Battle’s sign occurs because of a broken bone in the skull, usually after a severe impact to the head. The most common causes of a skull fracture and Battle’s sign include:
- physical violence
- contact sports
- car and motorcycle accidents
- bicycle accidents without a helmet
Wearing proper helmets, using seatbelts, and wearing protective equipment for sports and activities can help reduce the risk of skull fractures.
Any head injury can cause serious complications and become life-threatening. A head injury may result in permanent brain injury, bleeding, and other problems. For this reason, emergency medical care is needed to check any blow to the head.
Some complications of basilar skull fractures include:
Bacterial meningitis is a dangerous infection of the brain and spinal cord that requires emergency medical treatment.
Leakage of brain and spinal fluids occurs in
Meningitis may occur after a fracture because bacteria from the nose, ears, and throat can enter the brain or spinal cord if the base of the skull is injured.
Signs of meningitis include:
- stiff neck

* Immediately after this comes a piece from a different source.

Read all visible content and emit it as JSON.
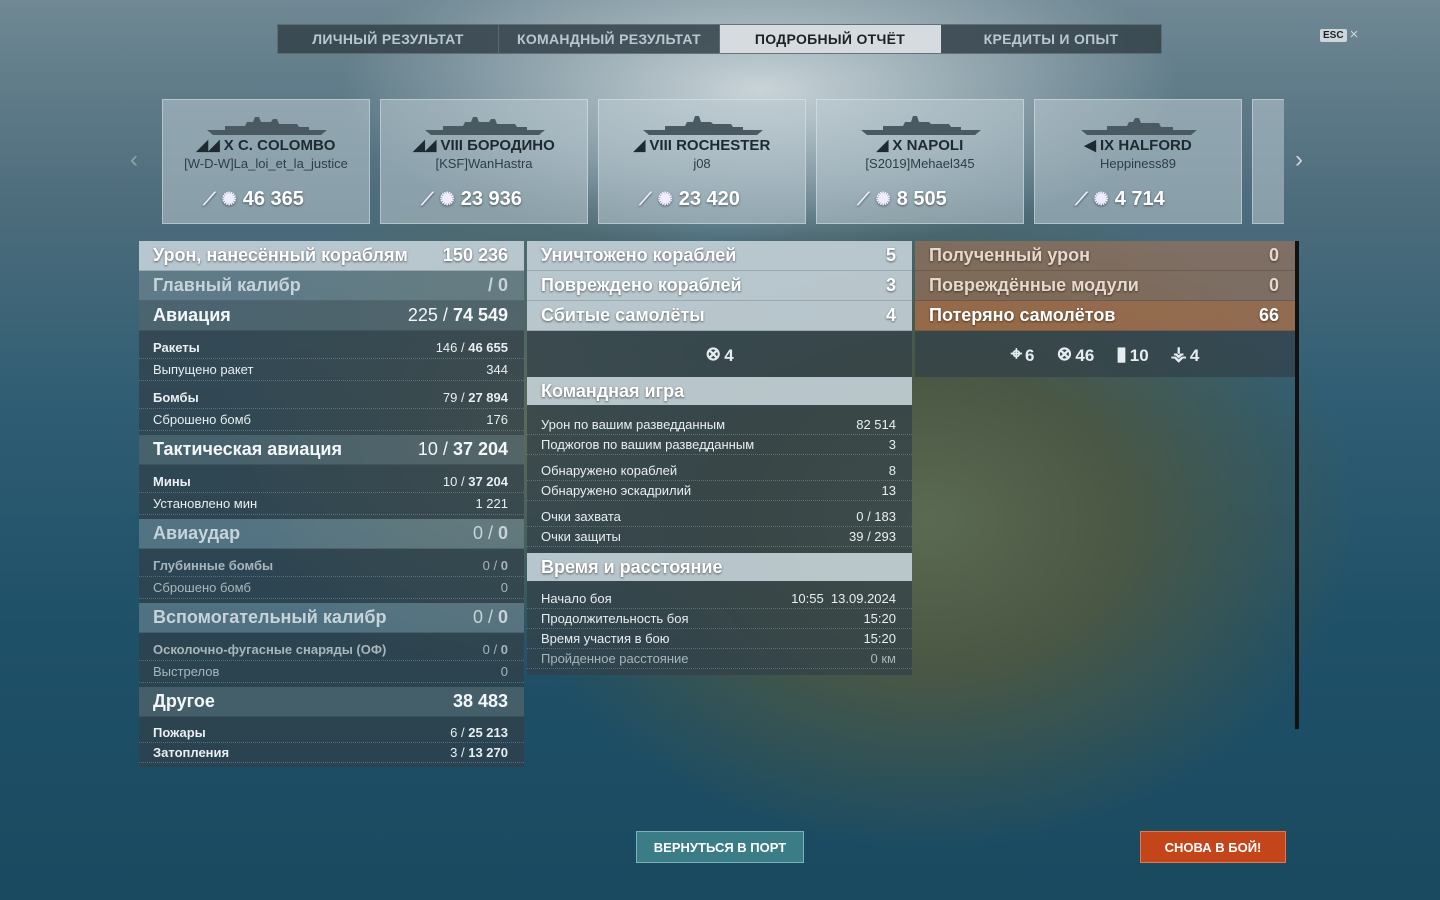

- sensitivity to light
- nausea or vomiting
- loss of consciousness
A person must seek emergency care after a head injury, especially if any of these symptoms appear, as meningitis is life-threatening.
Although meningitis is treated with antibiotics, experts say that giving antibiotics after all basilar skull fractures may not be helpful.

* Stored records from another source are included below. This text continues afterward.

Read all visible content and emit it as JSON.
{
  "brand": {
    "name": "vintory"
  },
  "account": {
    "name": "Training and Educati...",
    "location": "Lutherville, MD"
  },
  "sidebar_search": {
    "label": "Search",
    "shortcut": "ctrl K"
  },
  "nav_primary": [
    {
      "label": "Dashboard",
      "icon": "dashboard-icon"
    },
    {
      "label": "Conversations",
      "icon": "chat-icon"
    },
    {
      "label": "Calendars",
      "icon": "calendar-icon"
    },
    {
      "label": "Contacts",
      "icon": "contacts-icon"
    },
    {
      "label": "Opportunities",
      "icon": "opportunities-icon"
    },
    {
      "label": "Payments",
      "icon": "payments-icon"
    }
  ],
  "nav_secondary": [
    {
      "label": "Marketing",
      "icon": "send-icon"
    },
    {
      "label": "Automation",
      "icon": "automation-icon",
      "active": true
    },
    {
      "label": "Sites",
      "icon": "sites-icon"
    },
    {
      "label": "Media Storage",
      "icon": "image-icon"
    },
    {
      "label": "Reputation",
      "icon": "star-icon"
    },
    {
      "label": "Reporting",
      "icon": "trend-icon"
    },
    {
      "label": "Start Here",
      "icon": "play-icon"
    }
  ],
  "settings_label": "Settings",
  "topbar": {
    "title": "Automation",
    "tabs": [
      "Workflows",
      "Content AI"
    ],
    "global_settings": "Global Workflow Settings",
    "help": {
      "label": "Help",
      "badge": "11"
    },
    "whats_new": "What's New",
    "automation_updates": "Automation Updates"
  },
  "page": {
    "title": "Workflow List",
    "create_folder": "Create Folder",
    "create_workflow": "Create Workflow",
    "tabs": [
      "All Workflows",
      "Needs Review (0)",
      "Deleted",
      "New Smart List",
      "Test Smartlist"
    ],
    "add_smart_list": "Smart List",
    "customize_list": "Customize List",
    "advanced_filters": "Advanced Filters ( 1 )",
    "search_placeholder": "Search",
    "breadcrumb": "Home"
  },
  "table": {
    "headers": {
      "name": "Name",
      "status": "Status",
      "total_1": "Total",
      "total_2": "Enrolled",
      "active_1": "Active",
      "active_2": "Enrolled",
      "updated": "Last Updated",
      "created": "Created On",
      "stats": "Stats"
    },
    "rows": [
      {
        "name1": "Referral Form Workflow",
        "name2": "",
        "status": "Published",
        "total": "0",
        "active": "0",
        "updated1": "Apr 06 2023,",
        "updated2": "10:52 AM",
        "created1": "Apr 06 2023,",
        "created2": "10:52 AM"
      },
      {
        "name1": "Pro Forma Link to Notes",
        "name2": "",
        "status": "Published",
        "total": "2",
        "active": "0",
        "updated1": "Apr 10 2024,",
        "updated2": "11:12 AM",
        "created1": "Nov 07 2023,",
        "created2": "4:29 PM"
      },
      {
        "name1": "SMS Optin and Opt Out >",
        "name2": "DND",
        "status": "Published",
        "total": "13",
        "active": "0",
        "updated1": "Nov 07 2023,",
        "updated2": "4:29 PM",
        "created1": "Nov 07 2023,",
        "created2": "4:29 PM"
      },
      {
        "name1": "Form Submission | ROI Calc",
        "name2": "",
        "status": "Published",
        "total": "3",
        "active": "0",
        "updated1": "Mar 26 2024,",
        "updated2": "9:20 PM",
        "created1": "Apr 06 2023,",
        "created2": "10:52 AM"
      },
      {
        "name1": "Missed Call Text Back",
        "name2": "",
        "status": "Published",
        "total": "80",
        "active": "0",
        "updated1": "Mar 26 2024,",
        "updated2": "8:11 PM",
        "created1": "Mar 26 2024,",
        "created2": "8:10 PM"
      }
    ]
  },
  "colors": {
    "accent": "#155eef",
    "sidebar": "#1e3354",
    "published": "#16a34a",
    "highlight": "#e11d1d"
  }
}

Blood vessel injury
Basilar skull fractures can also cause injuries to the blood vessels that supply the brain. These are called cerebrovascular injuries.
People with basilar skull fractures are at high risk of having a cerebrovascular injury. This type of injury can cause permanent brain damage or death.

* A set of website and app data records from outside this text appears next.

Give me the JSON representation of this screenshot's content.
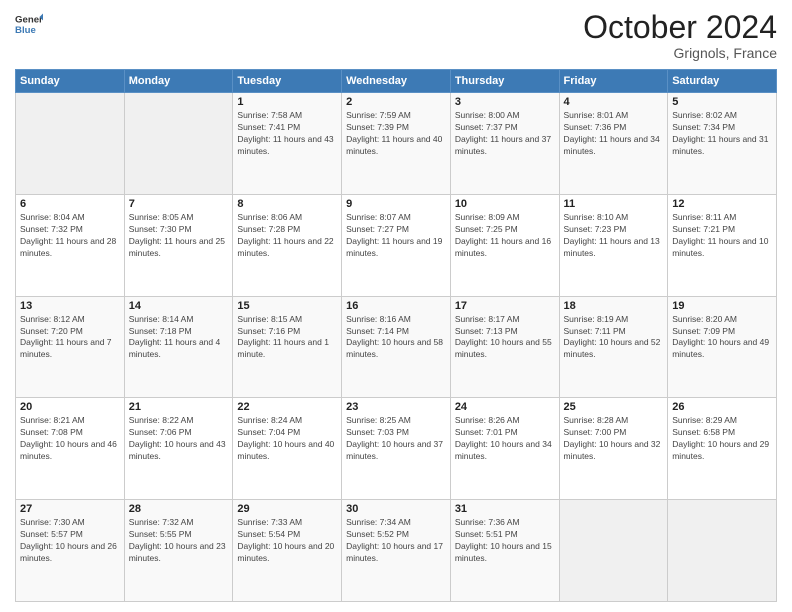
{
  "header": {
    "logo": {
      "line1": "General",
      "line2": "Blue"
    },
    "title": "October 2024",
    "location": "Grignols, France"
  },
  "days_of_week": [
    "Sunday",
    "Monday",
    "Tuesday",
    "Wednesday",
    "Thursday",
    "Friday",
    "Saturday"
  ],
  "weeks": [
    [
      {
        "day": "",
        "sunrise": "",
        "sunset": "",
        "daylight": ""
      },
      {
        "day": "",
        "sunrise": "",
        "sunset": "",
        "daylight": ""
      },
      {
        "day": "1",
        "sunrise": "Sunrise: 7:58 AM",
        "sunset": "Sunset: 7:41 PM",
        "daylight": "Daylight: 11 hours and 43 minutes."
      },
      {
        "day": "2",
        "sunrise": "Sunrise: 7:59 AM",
        "sunset": "Sunset: 7:39 PM",
        "daylight": "Daylight: 11 hours and 40 minutes."
      },
      {
        "day": "3",
        "sunrise": "Sunrise: 8:00 AM",
        "sunset": "Sunset: 7:37 PM",
        "daylight": "Daylight: 11 hours and 37 minutes."
      },
      {
        "day": "4",
        "sunrise": "Sunrise: 8:01 AM",
        "sunset": "Sunset: 7:36 PM",
        "daylight": "Daylight: 11 hours and 34 minutes."
      },
      {
        "day": "5",
        "sunrise": "Sunrise: 8:02 AM",
        "sunset": "Sunset: 7:34 PM",
        "daylight": "Daylight: 11 hours and 31 minutes."
      }
    ],
    [
      {
        "day": "6",
        "sunrise": "Sunrise: 8:04 AM",
        "sunset": "Sunset: 7:32 PM",
        "daylight": "Daylight: 11 hours and 28 minutes."
      },
      {
        "day": "7",
        "sunrise": "Sunrise: 8:05 AM",
        "sunset": "Sunset: 7:30 PM",
        "daylight": "Daylight: 11 hours and 25 minutes."
      },
      {
        "day": "8",
        "sunrise": "Sunrise: 8:06 AM",
        "sunset": "Sunset: 7:28 PM",
        "daylight": "Daylight: 11 hours and 22 minutes."
      },
      {
        "day": "9",
        "sunrise": "Sunrise: 8:07 AM",
        "sunset": "Sunset: 7:27 PM",
        "daylight": "Daylight: 11 hours and 19 minutes."
      },
      {
        "day": "10",
        "sunrise": "Sunrise: 8:09 AM",
        "sunset": "Sunset: 7:25 PM",
        "daylight": "Daylight: 11 hours and 16 minutes."
      },
      {
        "day": "11",
        "sunrise": "Sunrise: 8:10 AM",
        "sunset": "Sunset: 7:23 PM",
        "daylight": "Daylight: 11 hours and 13 minutes."
      },
      {
        "day": "12",
        "sunrise": "Sunrise: 8:11 AM",
        "sunset": "Sunset: 7:21 PM",
        "daylight": "Daylight: 11 hours and 10 minutes."
      }
    ],
    [
      {
        "day": "13",
        "sunrise": "Sunrise: 8:12 AM",
        "sunset": "Sunset: 7:20 PM",
        "daylight": "Daylight: 11 hours and 7 minutes."
      },
      {
        "day": "14",
        "sunrise": "Sunrise: 8:14 AM",
        "sunset": "Sunset: 7:18 PM",
        "daylight": "Daylight: 11 hours and 4 minutes."
      },
      {
        "day": "15",
        "sunrise": "Sunrise: 8:15 AM",
        "sunset": "Sunset: 7:16 PM",
        "daylight": "Daylight: 11 hours and 1 minute."
      },
      {
        "day": "16",
        "sunrise": "Sunrise: 8:16 AM",
        "sunset": "Sunset: 7:14 PM",
        "daylight": "Daylight: 10 hours and 58 minutes."
      },
      {
        "day": "17",
        "sunrise": "Sunrise: 8:17 AM",
        "sunset": "Sunset: 7:13 PM",
        "daylight": "Daylight: 10 hours and 55 minutes."
      },
      {
        "day": "18",
        "sunrise": "Sunrise: 8:19 AM",
        "sunset": "Sunset: 7:11 PM",
        "daylight": "Daylight: 10 hours and 52 minutes."
      },
      {
        "day": "19",
        "sunrise": "Sunrise: 8:20 AM",
        "sunset": "Sunset: 7:09 PM",
        "daylight": "Daylight: 10 hours and 49 minutes."
      }
    ],
    [
      {
        "day": "20",
        "sunrise": "Sunrise: 8:21 AM",
        "sunset": "Sunset: 7:08 PM",
        "daylight": "Daylight: 10 hours and 46 minutes."
      },
      {
        "day": "21",
        "sunrise": "Sunrise: 8:22 AM",
        "sunset": "Sunset: 7:06 PM",
        "daylight": "Daylight: 10 hours and 43 minutes."
      },
      {
        "day": "22",
        "sunrise": "Sunrise: 8:24 AM",
        "sunset": "Sunset: 7:04 PM",
        "daylight": "Daylight: 10 hours and 40 minutes."
      },
      {
        "day": "23",
        "sunrise": "Sunrise: 8:25 AM",
        "sunset": "Sunset: 7:03 PM",
        "daylight": "Daylight: 10 hours and 37 minutes."
      },
      {
        "day": "24",
        "sunrise": "Sunrise: 8:26 AM",
        "sunset": "Sunset: 7:01 PM",
        "daylight": "Daylight: 10 hours and 34 minutes."
      },
      {
        "day": "25",
        "sunrise": "Sunrise: 8:28 AM",
        "sunset": "Sunset: 7:00 PM",
        "daylight": "Daylight: 10 hours and 32 minutes."
      },
      {
        "day": "26",
        "sunrise": "Sunrise: 8:29 AM",
        "sunset": "Sunset: 6:58 PM",
        "daylight": "Daylight: 10 hours and 29 minutes."
      }
    ],
    [
      {
        "day": "27",
        "sunrise": "Sunrise: 7:30 AM",
        "sunset": "Sunset: 5:57 PM",
        "daylight": "Daylight: 10 hours and 26 minutes."
      },
      {
        "day": "28",
        "sunrise": "Sunrise: 7:32 AM",
        "sunset": "Sunset: 5:55 PM",
        "daylight": "Daylight: 10 hours and 23 minutes."
      },
      {
        "day": "29",
        "sunrise": "Sunrise: 7:33 AM",
        "sunset": "Sunset: 5:54 PM",
        "daylight": "Daylight: 10 hours and 20 minutes."
      },
      {
        "day": "30",
        "sunrise": "Sunrise: 7:34 AM",
        "sunset": "Sunset: 5:52 PM",
        "daylight": "Daylight: 10 hours and 17 minutes."
      },
      {
        "day": "31",
        "sunrise": "Sunrise: 7:36 AM",
        "sunset": "Sunset: 5:51 PM",
        "daylight": "Daylight: 10 hours and 15 minutes."
      },
      {
        "day": "",
        "sunrise": "",
        "sunset": "",
        "daylight": ""
      },
      {
        "day": "",
        "sunrise": "",
        "sunset": "",
        "daylight": ""
      }
    ]
  ]
}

Therefore, people with possible basilar skull fractures should undergo a computed tomography (CT) scan to check for this complication.
Battle’s sign means a person should seek medical care immediately. But, the appearance of this bruise is not enough to determine what treatment is needed. A doctor will need to evaluate a person’s neurological health as well.
Some tests that a person may receive include:
These tests can show whether the brain is injured and the extent of injury to help the doctor decide on a treatment plan. They can also reveal whether the broken bones have moved.
In severe cases, surgery may be needed to treat broken bones, brain injuries, or brain and spinal fluid leaks.
Not all of these tests may be required after minor head injuries, depending on the person’s age, underlying health problems, and any medications they are taking.
Usually, younger children who have no symptoms of neurological problems recover well after minor head injuries.
However, all head injuries need to be evaluated by a doctor to rule out skull fractures, brain injuries, and other complications.
If there are no signs of brain injury, bleeding, or other complications, careful observation by a doctor and home care may be adequate treatment for some minor basilar skull fractures.
Children with basilar skull fractures could be released from the hospital to recover at home if they:
- have no neurological issues as determined by doctors
- show no brain damage on a CT scan
- have no broken bones that are out of place
- have no leakage of brain and spinal fluids
Though many basilar skull fractures do heal on their own, diligent aftercare at home is needed. Once a person has received proper medical treatment and been discharged, they should:
- Take care to not injure their head again while it is healing. This includes avoiding certain sports and physical activities for several months.
- Ensure they attend all follow-up appointments.
- Watch carefully for any symptoms of meningitis, such as fever, stiff neck, or headache, and seek emergency care if these appear.
- See a doctor right away for new symptoms, such as worsening headache, dizziness, confusion, or loss of consciousness.
Basilar skull fractures can range from minor to severe. Even if a person’s symptoms are mild, Battle’s sign should never be ignored. Only a doctor can determine what medical care is needed after a head injury.
Any head injury, including those with Battle’s sign, is an indication that a person should seek emergency care.
Fortunately, many basilar skull fractures heal well after a person receives medical treatment.